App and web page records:
******

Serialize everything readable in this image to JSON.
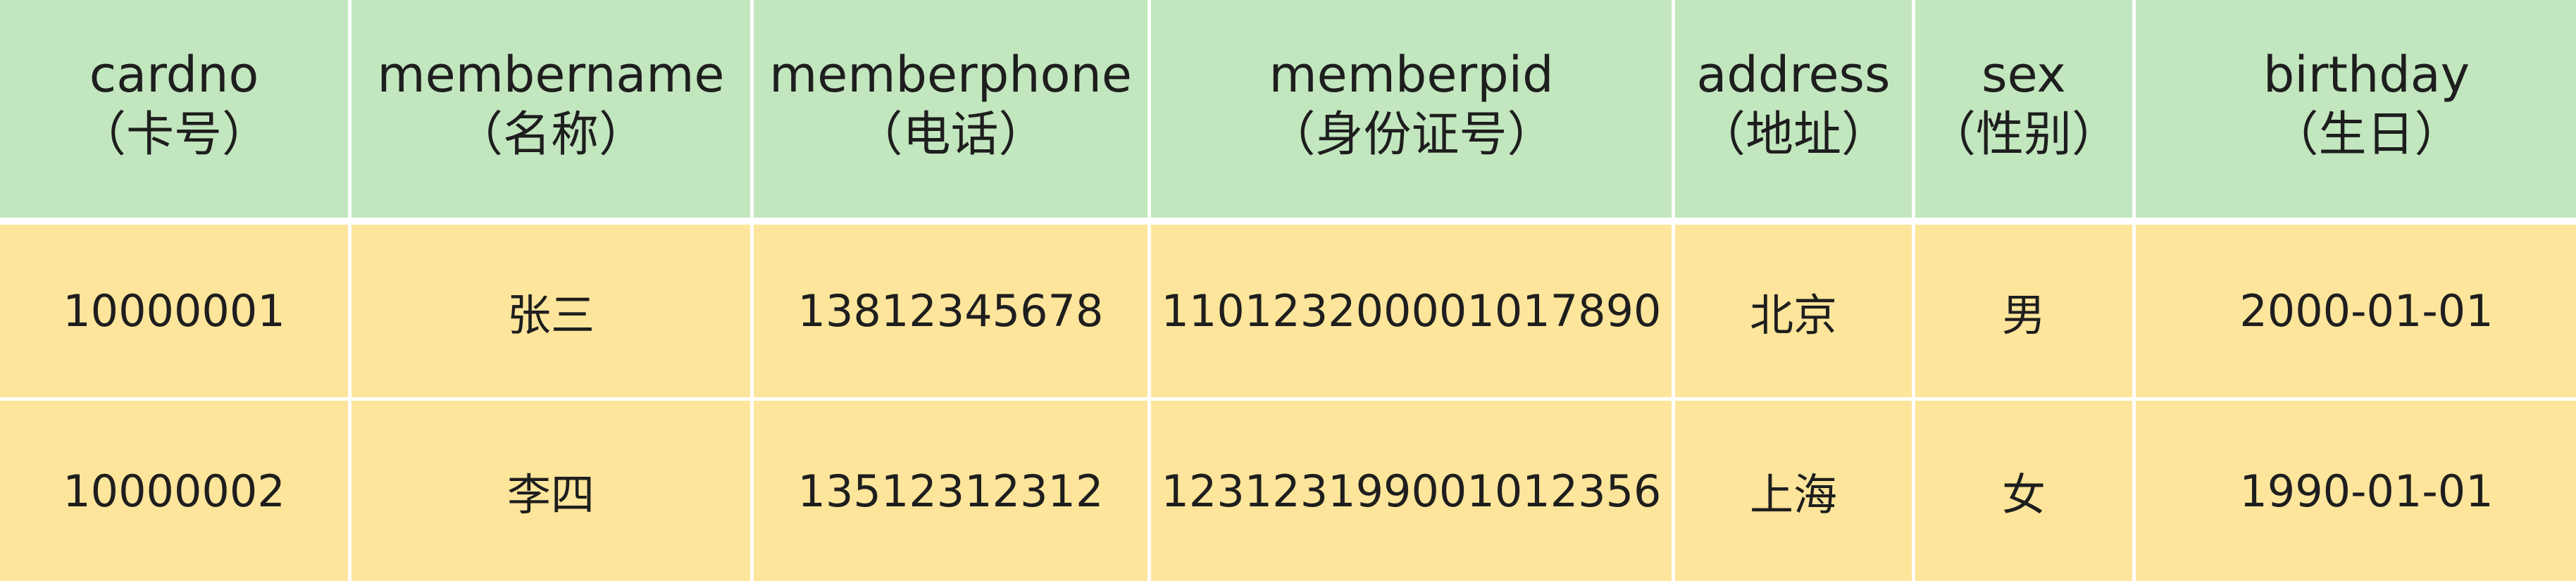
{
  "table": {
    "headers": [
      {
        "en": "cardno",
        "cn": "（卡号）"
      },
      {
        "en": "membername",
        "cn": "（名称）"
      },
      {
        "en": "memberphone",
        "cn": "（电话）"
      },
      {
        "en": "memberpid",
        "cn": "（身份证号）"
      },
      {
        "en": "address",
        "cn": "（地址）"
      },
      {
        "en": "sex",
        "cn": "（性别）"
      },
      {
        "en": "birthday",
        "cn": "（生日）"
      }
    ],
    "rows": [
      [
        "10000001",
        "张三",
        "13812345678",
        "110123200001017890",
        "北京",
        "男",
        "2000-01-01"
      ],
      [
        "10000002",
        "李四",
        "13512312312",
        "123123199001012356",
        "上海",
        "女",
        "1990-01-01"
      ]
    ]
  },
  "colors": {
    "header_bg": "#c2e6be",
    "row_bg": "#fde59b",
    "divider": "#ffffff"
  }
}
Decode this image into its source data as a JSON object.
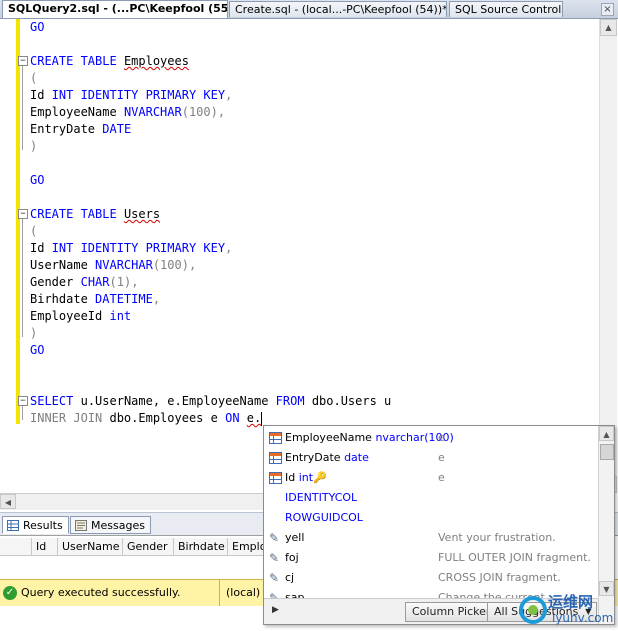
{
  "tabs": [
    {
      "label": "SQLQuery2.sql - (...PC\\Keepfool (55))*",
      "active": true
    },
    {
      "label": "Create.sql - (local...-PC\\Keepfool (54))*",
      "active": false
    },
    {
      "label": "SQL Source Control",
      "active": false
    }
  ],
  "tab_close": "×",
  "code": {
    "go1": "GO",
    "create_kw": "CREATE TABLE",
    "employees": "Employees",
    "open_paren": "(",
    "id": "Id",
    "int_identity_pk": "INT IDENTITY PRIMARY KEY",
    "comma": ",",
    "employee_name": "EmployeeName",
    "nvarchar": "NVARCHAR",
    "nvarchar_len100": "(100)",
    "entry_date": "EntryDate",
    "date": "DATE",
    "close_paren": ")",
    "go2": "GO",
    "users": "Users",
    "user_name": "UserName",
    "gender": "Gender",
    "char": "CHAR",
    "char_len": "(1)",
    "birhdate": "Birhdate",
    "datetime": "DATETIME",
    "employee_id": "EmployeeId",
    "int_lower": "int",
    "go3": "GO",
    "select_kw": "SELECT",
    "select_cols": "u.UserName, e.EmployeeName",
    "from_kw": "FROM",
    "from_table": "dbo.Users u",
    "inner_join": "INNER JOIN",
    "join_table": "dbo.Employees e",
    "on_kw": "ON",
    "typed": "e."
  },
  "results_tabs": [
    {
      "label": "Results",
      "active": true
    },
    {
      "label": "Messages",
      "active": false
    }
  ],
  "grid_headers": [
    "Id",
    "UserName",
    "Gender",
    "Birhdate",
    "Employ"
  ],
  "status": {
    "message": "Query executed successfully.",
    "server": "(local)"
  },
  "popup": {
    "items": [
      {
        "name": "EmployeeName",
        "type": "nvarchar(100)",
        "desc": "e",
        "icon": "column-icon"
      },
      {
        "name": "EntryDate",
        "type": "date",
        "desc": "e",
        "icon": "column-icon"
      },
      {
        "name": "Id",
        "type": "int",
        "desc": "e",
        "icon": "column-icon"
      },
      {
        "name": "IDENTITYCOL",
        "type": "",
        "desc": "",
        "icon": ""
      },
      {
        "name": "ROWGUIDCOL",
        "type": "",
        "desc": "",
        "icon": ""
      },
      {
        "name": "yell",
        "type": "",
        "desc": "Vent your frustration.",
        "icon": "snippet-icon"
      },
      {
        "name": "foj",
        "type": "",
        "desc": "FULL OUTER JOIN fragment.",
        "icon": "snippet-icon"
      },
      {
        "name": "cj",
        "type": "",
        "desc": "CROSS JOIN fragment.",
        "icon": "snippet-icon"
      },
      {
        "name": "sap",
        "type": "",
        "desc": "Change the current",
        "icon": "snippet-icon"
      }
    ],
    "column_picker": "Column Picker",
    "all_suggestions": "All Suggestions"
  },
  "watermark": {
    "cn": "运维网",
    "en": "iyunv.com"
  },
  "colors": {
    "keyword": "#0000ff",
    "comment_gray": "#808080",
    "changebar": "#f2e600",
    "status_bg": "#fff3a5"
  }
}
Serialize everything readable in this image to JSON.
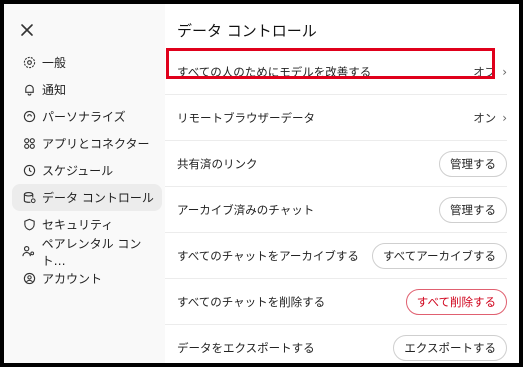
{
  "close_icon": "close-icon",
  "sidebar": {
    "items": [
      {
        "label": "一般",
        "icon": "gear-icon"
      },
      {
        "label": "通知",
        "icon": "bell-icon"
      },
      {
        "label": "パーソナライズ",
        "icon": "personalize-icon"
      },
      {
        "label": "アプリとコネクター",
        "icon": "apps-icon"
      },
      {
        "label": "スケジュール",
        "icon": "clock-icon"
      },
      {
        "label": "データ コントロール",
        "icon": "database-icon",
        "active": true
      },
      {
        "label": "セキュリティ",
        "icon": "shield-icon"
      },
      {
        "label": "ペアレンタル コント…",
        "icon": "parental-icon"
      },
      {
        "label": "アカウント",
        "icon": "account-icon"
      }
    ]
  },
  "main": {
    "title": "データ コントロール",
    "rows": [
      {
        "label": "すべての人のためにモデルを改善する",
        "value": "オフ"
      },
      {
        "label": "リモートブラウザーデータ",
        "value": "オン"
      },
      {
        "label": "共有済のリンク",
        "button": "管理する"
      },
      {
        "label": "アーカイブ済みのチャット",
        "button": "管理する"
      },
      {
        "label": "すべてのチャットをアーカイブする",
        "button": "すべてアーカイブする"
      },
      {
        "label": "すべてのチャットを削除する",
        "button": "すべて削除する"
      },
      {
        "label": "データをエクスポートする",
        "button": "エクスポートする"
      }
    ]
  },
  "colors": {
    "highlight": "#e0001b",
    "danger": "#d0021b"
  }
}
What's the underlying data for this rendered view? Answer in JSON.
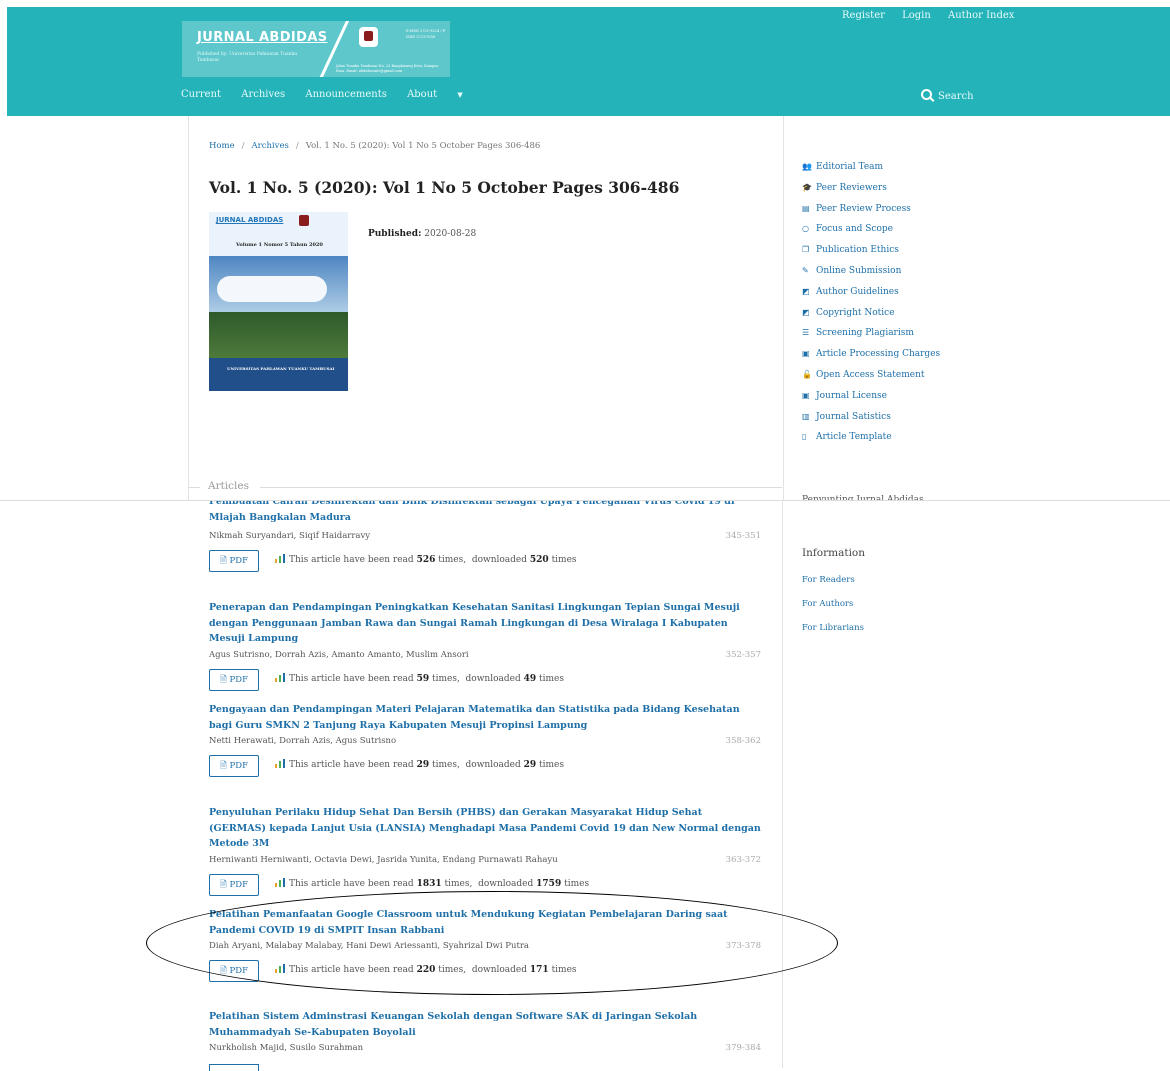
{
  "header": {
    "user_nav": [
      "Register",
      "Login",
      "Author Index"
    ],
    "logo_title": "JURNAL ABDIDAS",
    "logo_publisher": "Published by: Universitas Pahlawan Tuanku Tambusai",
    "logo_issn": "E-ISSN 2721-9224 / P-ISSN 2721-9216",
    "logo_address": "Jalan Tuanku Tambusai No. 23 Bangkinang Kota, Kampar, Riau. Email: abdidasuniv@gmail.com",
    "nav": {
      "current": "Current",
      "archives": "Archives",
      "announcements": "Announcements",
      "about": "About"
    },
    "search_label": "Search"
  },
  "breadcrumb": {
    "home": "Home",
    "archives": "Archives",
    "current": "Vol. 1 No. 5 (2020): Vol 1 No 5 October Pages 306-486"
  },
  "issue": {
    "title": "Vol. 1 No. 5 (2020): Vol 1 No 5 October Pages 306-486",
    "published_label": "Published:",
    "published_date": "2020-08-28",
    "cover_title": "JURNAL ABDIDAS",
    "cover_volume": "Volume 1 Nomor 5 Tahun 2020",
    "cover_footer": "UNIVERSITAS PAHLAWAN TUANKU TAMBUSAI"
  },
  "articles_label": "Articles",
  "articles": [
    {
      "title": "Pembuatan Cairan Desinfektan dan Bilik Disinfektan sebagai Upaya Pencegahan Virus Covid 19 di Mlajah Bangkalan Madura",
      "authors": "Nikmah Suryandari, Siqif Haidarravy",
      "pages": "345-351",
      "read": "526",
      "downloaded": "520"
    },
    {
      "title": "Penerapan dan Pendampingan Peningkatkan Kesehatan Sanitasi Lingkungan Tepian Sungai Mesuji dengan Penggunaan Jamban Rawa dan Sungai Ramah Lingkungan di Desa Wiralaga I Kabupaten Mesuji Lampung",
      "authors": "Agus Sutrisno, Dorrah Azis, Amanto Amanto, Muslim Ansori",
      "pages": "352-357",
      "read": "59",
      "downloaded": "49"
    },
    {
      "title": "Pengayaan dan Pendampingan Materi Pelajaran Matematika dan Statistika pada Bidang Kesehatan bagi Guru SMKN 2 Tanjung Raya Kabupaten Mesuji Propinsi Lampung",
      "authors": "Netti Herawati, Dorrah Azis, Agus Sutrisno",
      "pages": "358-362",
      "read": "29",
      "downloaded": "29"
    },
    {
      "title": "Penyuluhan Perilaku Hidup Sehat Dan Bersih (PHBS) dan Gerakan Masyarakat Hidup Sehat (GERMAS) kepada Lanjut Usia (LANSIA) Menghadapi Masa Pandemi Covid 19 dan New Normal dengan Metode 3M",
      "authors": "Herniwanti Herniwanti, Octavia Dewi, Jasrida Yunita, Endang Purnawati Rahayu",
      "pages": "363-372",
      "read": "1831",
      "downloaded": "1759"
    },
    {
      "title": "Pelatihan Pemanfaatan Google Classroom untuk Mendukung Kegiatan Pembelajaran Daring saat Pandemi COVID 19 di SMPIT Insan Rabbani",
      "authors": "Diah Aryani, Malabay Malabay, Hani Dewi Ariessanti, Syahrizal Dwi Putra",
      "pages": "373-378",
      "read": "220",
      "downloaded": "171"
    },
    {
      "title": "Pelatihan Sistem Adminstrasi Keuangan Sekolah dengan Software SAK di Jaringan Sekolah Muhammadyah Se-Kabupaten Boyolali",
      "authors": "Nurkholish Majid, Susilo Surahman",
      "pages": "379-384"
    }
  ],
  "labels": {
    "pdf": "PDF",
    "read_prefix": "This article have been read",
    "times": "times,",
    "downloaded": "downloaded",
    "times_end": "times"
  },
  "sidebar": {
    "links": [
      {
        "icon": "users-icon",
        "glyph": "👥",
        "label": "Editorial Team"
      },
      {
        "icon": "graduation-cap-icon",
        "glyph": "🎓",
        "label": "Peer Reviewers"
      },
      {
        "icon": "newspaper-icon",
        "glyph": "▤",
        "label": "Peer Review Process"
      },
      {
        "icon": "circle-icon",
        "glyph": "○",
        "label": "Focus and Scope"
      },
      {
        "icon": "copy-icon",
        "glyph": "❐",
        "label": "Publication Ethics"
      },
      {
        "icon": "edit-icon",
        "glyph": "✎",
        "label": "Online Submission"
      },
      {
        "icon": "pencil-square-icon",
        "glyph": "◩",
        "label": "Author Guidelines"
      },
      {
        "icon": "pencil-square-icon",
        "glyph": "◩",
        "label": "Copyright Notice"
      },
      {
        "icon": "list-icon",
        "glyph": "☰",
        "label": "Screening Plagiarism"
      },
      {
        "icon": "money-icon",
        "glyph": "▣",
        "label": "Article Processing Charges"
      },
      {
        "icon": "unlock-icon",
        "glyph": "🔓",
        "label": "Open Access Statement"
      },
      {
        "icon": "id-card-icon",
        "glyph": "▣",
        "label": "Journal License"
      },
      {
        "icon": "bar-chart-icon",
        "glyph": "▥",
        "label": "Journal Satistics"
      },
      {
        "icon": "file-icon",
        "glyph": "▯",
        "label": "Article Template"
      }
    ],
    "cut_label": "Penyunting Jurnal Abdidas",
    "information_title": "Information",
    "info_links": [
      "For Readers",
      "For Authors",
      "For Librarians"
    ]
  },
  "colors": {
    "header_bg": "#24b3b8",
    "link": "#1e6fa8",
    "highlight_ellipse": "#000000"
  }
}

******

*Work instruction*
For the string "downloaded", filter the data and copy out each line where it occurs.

*Solution to the exercise*
      "downloaded": "520"
      "downloaded": "49"
      "downloaded": "29"
      "downloaded": "1759"
      "downloaded": "171"
    "downloaded": "downloaded",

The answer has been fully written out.